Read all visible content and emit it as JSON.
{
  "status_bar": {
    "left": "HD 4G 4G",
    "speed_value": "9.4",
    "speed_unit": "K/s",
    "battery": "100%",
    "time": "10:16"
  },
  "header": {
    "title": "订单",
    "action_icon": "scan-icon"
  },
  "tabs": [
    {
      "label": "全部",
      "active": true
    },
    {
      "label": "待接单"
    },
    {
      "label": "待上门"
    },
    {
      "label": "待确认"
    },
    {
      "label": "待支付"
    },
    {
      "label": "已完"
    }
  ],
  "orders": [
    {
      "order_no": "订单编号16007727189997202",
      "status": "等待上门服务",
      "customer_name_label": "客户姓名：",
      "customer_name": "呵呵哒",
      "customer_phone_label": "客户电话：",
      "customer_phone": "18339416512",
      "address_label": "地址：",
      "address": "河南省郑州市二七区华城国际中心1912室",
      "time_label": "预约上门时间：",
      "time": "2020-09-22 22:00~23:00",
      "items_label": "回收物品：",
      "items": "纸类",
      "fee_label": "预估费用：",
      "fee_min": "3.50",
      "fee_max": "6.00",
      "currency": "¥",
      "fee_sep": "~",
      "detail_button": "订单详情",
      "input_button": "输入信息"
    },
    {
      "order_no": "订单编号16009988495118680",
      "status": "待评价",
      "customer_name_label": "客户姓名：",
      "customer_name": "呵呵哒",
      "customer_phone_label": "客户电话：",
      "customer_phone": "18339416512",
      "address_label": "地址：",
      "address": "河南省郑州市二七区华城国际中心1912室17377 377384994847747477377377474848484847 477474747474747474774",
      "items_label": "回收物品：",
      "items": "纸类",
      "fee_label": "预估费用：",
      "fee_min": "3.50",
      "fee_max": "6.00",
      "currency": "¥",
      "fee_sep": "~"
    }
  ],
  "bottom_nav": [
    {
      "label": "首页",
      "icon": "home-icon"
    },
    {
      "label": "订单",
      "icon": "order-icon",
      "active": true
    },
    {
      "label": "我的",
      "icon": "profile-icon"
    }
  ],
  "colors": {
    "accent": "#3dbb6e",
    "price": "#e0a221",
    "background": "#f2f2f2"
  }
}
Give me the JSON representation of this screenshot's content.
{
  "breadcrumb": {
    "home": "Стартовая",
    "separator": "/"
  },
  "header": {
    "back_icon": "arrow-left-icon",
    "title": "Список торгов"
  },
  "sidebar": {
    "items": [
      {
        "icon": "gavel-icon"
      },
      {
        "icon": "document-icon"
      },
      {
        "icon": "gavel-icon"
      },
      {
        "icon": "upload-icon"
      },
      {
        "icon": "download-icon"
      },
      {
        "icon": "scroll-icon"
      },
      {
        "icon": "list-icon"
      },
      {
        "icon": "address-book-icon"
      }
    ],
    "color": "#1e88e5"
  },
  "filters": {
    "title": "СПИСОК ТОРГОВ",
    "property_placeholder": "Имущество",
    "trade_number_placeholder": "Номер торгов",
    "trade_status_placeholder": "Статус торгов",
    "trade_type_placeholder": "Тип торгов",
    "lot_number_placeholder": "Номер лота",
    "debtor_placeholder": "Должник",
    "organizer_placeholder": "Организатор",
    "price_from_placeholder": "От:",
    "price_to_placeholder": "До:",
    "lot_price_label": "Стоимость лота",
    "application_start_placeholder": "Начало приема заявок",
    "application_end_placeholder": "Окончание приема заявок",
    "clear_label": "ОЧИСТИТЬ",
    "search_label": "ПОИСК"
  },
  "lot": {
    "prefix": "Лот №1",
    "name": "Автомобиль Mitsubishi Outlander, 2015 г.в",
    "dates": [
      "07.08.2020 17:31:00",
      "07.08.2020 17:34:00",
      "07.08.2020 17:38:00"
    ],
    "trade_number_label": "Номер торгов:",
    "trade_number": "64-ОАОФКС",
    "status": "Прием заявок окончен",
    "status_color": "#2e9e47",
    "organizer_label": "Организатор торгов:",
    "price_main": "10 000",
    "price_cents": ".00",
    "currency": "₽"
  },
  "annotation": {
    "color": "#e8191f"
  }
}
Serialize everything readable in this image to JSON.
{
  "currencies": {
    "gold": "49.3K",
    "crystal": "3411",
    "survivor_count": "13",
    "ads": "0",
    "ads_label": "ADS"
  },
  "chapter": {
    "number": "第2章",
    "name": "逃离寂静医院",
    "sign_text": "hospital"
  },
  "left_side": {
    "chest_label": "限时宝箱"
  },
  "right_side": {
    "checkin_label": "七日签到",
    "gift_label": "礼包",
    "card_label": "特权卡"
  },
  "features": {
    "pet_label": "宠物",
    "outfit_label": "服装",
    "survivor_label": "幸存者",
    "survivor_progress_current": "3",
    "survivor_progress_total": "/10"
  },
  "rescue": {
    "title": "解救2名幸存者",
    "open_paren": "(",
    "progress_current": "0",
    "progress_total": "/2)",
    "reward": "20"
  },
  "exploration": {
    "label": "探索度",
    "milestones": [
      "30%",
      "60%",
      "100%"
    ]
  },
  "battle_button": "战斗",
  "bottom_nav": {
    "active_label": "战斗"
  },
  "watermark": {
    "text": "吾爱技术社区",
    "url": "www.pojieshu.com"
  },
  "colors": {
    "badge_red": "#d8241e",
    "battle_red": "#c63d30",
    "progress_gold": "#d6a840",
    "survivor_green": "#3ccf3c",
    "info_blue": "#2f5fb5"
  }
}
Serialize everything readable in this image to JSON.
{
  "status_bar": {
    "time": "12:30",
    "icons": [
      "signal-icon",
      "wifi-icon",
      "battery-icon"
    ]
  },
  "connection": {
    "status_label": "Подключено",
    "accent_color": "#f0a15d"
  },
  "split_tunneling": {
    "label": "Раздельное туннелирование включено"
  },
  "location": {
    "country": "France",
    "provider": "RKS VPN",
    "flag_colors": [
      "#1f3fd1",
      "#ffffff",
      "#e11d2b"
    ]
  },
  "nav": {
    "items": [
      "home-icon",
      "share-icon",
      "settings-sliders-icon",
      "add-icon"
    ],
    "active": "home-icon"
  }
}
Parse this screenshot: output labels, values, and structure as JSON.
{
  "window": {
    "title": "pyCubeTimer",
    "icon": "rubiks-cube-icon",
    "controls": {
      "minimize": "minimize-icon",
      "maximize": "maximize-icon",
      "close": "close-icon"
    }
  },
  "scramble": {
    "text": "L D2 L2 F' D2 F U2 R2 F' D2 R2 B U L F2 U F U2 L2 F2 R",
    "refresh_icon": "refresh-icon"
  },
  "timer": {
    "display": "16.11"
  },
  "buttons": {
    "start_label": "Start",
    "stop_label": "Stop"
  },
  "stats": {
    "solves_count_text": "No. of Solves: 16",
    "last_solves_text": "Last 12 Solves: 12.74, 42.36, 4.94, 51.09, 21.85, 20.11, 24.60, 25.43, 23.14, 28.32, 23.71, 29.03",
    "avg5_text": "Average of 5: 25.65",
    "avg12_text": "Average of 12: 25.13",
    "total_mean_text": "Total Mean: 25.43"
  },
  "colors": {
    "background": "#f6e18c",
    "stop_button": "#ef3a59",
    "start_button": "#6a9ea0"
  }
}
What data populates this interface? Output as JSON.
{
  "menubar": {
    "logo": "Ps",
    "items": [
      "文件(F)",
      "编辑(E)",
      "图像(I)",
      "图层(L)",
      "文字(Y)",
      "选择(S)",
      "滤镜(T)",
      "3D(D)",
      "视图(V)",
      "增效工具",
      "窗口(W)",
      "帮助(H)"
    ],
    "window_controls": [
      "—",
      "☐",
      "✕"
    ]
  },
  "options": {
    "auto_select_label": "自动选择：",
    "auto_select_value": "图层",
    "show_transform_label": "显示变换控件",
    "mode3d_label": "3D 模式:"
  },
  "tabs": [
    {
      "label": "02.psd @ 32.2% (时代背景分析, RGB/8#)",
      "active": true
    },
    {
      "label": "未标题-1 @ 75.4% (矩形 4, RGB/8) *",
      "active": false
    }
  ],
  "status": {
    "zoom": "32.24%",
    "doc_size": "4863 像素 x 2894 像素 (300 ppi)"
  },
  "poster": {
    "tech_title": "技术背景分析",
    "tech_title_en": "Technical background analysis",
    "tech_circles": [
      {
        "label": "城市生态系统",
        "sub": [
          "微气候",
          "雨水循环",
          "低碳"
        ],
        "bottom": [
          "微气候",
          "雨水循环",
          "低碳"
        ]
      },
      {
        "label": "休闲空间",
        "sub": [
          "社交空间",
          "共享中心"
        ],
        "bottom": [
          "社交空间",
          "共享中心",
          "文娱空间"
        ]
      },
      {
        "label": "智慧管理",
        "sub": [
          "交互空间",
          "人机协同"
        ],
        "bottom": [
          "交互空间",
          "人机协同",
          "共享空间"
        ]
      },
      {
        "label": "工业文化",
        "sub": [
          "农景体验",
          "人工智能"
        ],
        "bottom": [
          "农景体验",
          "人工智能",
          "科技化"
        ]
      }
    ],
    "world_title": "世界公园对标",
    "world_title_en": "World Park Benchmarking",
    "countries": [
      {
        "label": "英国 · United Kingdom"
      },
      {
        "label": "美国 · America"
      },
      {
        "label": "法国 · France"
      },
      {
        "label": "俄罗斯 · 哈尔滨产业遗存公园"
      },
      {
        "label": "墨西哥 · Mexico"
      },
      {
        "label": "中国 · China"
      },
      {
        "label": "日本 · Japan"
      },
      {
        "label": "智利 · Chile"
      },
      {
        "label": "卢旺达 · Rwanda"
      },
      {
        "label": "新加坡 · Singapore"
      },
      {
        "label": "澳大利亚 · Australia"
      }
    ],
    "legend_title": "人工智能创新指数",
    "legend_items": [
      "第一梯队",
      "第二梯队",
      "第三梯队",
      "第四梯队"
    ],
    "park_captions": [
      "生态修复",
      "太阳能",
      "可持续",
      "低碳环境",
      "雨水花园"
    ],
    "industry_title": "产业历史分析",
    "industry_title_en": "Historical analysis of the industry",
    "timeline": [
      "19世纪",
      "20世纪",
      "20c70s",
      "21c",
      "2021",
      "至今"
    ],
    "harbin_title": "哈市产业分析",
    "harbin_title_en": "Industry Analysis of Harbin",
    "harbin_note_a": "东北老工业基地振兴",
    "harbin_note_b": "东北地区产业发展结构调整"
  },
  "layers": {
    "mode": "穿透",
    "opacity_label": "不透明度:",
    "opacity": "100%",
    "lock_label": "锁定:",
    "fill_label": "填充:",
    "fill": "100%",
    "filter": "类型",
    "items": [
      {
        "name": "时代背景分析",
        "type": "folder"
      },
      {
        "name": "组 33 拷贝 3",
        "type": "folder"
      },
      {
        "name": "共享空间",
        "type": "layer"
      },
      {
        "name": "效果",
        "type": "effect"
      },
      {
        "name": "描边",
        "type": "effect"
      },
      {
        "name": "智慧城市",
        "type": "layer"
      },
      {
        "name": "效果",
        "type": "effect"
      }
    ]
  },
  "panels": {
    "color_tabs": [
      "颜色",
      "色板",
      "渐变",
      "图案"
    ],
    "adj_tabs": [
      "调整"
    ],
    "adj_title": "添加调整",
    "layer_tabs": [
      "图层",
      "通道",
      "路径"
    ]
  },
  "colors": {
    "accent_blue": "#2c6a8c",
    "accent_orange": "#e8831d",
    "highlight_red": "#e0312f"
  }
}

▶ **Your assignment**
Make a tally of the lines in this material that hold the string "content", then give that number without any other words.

▶ **Written solution**
2